Start of Block

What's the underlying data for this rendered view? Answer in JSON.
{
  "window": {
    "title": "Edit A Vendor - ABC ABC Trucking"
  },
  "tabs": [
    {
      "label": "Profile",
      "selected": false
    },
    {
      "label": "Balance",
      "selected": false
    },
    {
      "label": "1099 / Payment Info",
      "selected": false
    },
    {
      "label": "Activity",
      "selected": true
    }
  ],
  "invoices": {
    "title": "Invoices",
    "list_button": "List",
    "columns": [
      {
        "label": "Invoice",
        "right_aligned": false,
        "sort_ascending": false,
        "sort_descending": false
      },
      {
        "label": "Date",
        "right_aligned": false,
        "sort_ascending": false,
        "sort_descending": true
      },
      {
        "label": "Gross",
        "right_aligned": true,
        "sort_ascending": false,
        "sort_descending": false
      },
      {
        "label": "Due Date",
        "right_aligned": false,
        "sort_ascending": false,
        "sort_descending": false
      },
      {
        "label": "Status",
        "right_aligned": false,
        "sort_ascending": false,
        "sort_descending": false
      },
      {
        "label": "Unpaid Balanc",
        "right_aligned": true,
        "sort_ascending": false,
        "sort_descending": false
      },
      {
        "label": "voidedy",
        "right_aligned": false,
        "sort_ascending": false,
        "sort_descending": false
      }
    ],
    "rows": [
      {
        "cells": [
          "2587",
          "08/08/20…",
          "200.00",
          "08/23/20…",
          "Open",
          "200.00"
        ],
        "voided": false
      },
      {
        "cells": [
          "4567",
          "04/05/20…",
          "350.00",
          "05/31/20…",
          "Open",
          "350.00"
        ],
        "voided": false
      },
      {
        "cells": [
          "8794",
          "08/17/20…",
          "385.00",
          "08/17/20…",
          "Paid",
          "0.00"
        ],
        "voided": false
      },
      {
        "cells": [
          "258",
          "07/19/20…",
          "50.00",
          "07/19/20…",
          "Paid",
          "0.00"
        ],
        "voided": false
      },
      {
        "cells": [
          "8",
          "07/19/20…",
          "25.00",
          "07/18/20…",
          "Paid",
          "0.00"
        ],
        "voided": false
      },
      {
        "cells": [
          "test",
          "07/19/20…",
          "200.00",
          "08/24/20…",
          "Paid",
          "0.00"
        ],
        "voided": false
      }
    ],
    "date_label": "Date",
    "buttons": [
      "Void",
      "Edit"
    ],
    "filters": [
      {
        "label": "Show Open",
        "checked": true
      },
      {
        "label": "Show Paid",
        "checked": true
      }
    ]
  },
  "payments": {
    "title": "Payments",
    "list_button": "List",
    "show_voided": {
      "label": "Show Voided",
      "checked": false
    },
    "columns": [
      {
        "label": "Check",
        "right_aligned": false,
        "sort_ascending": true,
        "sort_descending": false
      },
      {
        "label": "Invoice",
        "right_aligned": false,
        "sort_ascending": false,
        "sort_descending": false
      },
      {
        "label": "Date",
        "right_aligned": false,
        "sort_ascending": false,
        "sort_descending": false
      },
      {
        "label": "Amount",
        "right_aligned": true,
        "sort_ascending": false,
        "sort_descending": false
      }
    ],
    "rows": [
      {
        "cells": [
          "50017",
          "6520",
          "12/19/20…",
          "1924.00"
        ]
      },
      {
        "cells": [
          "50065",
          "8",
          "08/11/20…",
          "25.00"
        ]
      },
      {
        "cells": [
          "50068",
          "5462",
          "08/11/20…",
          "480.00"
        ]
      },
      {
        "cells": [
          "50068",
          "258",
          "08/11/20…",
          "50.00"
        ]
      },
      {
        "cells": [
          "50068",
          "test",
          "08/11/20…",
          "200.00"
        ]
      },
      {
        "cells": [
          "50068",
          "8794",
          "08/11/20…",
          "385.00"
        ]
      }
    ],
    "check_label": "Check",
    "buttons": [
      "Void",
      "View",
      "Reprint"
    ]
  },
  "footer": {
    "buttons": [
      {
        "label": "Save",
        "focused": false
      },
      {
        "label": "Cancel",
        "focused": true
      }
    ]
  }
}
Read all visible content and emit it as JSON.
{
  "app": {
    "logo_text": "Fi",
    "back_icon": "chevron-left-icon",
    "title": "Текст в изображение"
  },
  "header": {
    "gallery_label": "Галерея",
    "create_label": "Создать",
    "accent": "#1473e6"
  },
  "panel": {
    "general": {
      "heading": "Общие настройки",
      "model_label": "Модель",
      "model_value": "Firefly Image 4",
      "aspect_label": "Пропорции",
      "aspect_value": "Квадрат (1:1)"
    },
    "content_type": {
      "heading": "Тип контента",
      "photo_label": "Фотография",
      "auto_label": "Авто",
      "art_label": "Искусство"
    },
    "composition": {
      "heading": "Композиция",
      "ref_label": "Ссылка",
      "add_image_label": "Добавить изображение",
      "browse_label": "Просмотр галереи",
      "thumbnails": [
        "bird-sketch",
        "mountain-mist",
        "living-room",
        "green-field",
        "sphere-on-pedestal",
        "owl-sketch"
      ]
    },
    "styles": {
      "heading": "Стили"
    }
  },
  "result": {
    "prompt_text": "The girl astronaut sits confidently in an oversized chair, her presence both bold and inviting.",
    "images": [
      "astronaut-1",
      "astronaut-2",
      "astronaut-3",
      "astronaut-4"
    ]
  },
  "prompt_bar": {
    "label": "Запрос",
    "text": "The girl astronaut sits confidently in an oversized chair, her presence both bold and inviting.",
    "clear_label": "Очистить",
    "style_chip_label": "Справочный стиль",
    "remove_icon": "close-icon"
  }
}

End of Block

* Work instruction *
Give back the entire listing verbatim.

* Solved exercise *
What's the underlying data for this rendered view? Answer in JSON.
{
  "window": {
    "title": "Edit A Vendor - ABC ABC Trucking"
  },
  "tabs": [
    {
      "label": "Profile",
      "selected": false
    },
    {
      "label": "Balance",
      "selected": false
    },
    {
      "label": "1099 / Payment Info",
      "selected": false
    },
    {
      "label": "Activity",
      "selected": true
    }
  ],
  "invoices": {
    "title": "Invoices",
    "list_button": "List",
    "columns": [
      {
        "label": "Invoice",
        "right_aligned": false,
        "sort_ascending": false,
        "sort_descending": false
      },
      {
        "label": "Date",
        "right_aligned": false,
        "sort_ascending": false,
        "sort_descending": true
      },
      {
        "label": "Gross",
        "right_aligned": true,
        "sort_ascending": false,
        "sort_descending": false
      },
      {
        "label": "Due Date",
        "right_aligned": false,
        "sort_ascending": false,
        "sort_descending": false
      },
      {
        "label": "Status",
        "right_aligned": false,
        "sort_ascending": false,
        "sort_descending": false
      },
      {
        "label": "Unpaid Balanc",
        "right_aligned": true,
        "sort_ascending": false,
        "sort_descending": false
      },
      {
        "label": "voidedy",
        "right_aligned": false,
        "sort_ascending": false,
        "sort_descending": false
      }
    ],
    "rows": [
      {
        "cells": [
          "2587",
          "08/08/20…",
          "200.00",
          "08/23/20…",
          "Open",
          "200.00"
        ],
        "voided": false
      },
      {
        "cells": [
          "4567",
          "04/05/20…",
          "350.00",
          "05/31/20…",
          "Open",
          "350.00"
        ],
        "voided": false
      },
      {
        "cells": [
          "8794",
          "08/17/20…",
          "385.00",
          "08/17/20…",
          "Paid",
          "0.00"
        ],
        "voided": false
      },
      {
        "cells": [
          "258",
          "07/19/20…",
          "50.00",
          "07/19/20…",
          "Paid",
          "0.00"
        ],
        "voided": false
      },
      {
        "cells": [
          "8",
          "07/19/20…",
          "25.00",
          "07/18/20…",
          "Paid",
          "0.00"
        ],
        "voided": false
      },
      {
        "cells": [
          "test",
          "07/19/20…",
          "200.00",
          "08/24/20…",
          "Paid",
          "0.00"
        ],
        "voided": false
      }
    ],
    "date_label": "Date",
    "buttons": [
      "Void",
      "Edit"
    ],
    "filters": [
      {
        "label": "Show Open",
        "checked": true
      },
      {
        "label": "Show Paid",
        "checked": true
      }
    ]
  },
  "payments": {
    "title": "Payments",
    "list_button": "List",
    "show_voided": {
      "label": "Show Voided",
      "checked": false
    },
    "columns": [
      {
        "label": "Check",
        "right_aligned": false,
        "sort_ascending": true,
        "sort_descending": false
      },
      {
        "label": "Invoice",
        "right_aligned": false,
        "sort_ascending": false,
        "sort_descending": false
      },
      {
        "label": "Date",
        "right_aligned": false,
        "sort_ascending": false,
        "sort_descending": false
      },
      {
        "label": "Amount",
        "right_aligned": true,
        "sort_ascending": false,
        "sort_descending": false
      }
    ],
    "rows": [
      {
        "cells": [
          "50017",
          "6520",
          "12/19/20…",
          "1924.00"
        ]
      },
      {
        "cells": [
          "50065",
          "8",
          "08/11/20…",
          "25.00"
        ]
      },
      {
        "cells": [
          "50068",
          "5462",
          "08/11/20…",
          "480.00"
        ]
      },
      {
        "cells": [
          "50068",
          "258",
          "08/11/20…",
          "50.00"
        ]
      },
      {
        "cells": [
          "50068",
          "test",
          "08/11/20…",
          "200.00"
        ]
      },
      {
        "cells": [
          "50068",
          "8794",
          "08/11/20…",
          "385.00"
        ]
      }
    ],
    "check_label": "Check",
    "buttons": [
      "Void",
      "View",
      "Reprint"
    ]
  },
  "footer": {
    "buttons": [
      {
        "label": "Save",
        "focused": false
      },
      {
        "label": "Cancel",
        "focused": true
      }
    ]
  }
}
Read all visible content and emit it as JSON.
{
  "app": {
    "logo_text": "Fi",
    "back_icon": "chevron-left-icon",
    "title": "Текст в изображение"
  },
  "header": {
    "gallery_label": "Галерея",
    "create_label": "Создать",
    "accent": "#1473e6"
  },
  "panel": {
    "general": {
      "heading": "Общие настройки",
      "model_label": "Модель",
      "model_value": "Firefly Image 4",
      "aspect_label": "Пропорции",
      "aspect_value": "Квадрат (1:1)"
    },
    "content_type": {
      "heading": "Тип контента",
      "photo_label": "Фотография",
      "auto_label": "Авто",
      "art_label": "Искусство"
    },
    "composition": {
      "heading": "Композиция",
      "ref_label": "Ссылка",
      "add_image_label": "Добавить изображение",
      "browse_label": "Просмотр галереи",
      "thumbnails": [
        "bird-sketch",
        "mountain-mist",
        "living-room",
        "green-field",
        "sphere-on-pedestal",
        "owl-sketch"
      ]
    },
    "styles": {
      "heading": "Стили"
    }
  },
  "result": {
    "prompt_text": "The girl astronaut sits confidently in an oversized chair, her presence both bold and inviting.",
    "images": [
      "astronaut-1",
      "astronaut-2",
      "astronaut-3",
      "astronaut-4"
    ]
  },
  "prompt_bar": {
    "label": "Запрос",
    "text": "The girl astronaut sits confidently in an oversized chair, her presence both bold and inviting.",
    "clear_label": "Очистить",
    "style_chip_label": "Справочный стиль",
    "remove_icon": "close-icon"
  }
}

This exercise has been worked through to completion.